(Source information)

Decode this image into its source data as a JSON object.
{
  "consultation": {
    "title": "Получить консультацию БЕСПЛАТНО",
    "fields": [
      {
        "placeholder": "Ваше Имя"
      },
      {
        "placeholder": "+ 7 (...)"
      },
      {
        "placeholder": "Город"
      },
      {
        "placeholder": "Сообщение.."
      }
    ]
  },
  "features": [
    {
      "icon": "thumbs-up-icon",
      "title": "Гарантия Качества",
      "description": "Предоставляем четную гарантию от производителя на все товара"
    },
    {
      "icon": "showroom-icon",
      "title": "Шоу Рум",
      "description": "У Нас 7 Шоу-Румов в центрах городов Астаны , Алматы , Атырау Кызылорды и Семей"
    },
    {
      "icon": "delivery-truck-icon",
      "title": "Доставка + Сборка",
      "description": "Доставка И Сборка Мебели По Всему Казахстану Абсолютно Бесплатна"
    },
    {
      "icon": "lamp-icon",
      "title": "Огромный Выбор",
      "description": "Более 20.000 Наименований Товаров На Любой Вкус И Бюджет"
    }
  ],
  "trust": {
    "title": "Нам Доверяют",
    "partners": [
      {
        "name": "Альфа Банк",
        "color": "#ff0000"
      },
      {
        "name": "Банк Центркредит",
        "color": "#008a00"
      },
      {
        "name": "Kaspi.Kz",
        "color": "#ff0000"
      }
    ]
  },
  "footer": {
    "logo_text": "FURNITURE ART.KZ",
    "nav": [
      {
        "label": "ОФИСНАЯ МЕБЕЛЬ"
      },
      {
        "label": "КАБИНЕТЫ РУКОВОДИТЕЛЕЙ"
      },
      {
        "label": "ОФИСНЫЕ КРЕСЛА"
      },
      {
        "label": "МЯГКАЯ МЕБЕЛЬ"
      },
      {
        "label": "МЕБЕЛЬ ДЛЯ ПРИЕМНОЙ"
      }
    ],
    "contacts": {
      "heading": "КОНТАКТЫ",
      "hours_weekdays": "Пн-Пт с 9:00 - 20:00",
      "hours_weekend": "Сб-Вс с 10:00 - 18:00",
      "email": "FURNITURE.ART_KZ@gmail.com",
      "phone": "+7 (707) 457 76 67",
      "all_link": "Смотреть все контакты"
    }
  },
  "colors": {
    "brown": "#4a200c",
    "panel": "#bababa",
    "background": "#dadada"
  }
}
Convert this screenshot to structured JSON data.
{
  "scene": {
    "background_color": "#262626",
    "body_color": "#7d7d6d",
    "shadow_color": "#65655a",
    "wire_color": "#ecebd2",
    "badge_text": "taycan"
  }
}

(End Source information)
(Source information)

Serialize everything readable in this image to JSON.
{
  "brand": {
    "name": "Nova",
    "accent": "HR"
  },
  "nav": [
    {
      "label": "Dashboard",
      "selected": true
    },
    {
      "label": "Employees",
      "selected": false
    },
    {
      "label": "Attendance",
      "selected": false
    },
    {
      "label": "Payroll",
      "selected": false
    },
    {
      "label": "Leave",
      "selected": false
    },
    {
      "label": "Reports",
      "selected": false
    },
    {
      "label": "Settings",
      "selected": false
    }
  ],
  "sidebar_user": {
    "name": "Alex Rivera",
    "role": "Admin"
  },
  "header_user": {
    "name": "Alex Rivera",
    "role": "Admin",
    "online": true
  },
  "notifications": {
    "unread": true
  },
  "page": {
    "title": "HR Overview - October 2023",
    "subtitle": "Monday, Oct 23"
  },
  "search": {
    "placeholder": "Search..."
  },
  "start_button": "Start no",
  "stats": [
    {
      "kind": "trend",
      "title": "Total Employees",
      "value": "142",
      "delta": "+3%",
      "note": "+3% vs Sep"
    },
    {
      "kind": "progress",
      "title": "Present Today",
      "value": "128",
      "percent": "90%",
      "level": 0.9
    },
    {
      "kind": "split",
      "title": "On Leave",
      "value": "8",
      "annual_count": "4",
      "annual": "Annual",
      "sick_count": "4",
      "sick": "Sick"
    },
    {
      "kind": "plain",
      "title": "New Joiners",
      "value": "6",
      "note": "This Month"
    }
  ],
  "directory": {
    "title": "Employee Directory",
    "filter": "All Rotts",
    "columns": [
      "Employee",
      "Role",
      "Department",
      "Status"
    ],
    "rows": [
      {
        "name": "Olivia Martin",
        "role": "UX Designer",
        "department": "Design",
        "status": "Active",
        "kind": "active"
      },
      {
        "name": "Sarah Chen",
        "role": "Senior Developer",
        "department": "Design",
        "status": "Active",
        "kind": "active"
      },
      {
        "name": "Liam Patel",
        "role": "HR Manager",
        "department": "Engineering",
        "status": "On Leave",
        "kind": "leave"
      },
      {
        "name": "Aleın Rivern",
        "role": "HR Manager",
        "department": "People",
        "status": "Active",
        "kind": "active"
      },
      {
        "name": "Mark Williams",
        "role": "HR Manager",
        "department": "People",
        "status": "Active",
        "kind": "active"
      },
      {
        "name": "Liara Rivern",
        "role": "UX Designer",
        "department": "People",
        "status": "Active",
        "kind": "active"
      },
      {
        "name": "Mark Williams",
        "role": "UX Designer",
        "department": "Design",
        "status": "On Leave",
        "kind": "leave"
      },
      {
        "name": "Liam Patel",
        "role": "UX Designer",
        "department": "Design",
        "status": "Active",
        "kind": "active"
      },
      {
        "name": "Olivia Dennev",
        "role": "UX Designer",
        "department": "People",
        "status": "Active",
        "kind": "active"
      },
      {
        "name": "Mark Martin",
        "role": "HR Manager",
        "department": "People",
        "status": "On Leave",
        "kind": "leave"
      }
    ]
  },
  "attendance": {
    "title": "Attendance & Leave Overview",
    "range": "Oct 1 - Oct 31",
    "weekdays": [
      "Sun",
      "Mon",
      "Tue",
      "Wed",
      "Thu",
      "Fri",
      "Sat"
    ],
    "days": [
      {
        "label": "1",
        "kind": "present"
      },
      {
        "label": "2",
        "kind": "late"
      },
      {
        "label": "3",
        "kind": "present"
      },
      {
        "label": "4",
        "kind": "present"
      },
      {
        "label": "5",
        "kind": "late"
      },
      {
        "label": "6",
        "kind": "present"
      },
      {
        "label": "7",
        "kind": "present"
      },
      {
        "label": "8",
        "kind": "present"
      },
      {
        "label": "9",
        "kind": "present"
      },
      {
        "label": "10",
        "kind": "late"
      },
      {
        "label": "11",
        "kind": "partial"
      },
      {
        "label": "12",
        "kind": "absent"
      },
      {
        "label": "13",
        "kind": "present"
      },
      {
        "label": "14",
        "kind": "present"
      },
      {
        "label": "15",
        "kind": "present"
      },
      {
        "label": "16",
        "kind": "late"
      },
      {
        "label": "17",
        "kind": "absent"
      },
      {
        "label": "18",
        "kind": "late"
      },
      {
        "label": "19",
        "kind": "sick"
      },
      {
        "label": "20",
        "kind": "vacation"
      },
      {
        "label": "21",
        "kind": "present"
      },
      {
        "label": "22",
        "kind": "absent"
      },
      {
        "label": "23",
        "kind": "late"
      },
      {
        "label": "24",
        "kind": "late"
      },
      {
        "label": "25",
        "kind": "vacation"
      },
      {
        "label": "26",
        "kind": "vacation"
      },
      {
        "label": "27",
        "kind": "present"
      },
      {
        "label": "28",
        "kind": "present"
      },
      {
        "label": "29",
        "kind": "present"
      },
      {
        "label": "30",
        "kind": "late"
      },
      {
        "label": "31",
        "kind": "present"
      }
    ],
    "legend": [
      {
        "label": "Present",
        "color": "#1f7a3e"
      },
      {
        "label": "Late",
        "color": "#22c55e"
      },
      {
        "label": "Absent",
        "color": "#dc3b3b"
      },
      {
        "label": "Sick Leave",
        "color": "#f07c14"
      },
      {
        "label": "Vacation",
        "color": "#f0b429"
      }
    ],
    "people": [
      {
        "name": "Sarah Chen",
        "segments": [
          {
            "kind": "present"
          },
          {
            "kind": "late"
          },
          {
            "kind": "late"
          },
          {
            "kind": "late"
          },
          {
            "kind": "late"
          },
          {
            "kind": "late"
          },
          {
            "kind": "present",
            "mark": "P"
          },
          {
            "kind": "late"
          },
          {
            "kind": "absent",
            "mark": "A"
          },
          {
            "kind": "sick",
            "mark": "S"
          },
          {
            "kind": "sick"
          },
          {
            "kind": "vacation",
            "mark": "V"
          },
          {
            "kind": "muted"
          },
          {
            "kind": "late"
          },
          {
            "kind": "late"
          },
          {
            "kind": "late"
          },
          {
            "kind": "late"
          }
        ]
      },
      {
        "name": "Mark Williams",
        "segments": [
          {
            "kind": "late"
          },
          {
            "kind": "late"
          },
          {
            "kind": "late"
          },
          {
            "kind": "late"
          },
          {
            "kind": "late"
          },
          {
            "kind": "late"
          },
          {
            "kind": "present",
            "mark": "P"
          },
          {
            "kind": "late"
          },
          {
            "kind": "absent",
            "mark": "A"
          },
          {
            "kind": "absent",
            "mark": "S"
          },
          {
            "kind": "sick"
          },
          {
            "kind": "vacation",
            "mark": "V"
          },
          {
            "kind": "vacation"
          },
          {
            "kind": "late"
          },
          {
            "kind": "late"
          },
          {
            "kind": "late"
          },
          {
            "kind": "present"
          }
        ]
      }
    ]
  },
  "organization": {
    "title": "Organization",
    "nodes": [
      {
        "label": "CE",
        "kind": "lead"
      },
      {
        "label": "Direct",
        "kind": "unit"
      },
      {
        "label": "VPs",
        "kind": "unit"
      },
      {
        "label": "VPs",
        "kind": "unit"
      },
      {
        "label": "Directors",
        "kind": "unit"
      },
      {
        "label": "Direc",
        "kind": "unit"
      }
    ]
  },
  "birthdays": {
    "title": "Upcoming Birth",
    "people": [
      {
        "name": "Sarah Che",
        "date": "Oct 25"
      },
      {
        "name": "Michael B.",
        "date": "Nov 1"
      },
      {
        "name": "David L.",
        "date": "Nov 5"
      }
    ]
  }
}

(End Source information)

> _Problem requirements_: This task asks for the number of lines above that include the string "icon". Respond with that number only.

> _Solution for this problem_: 4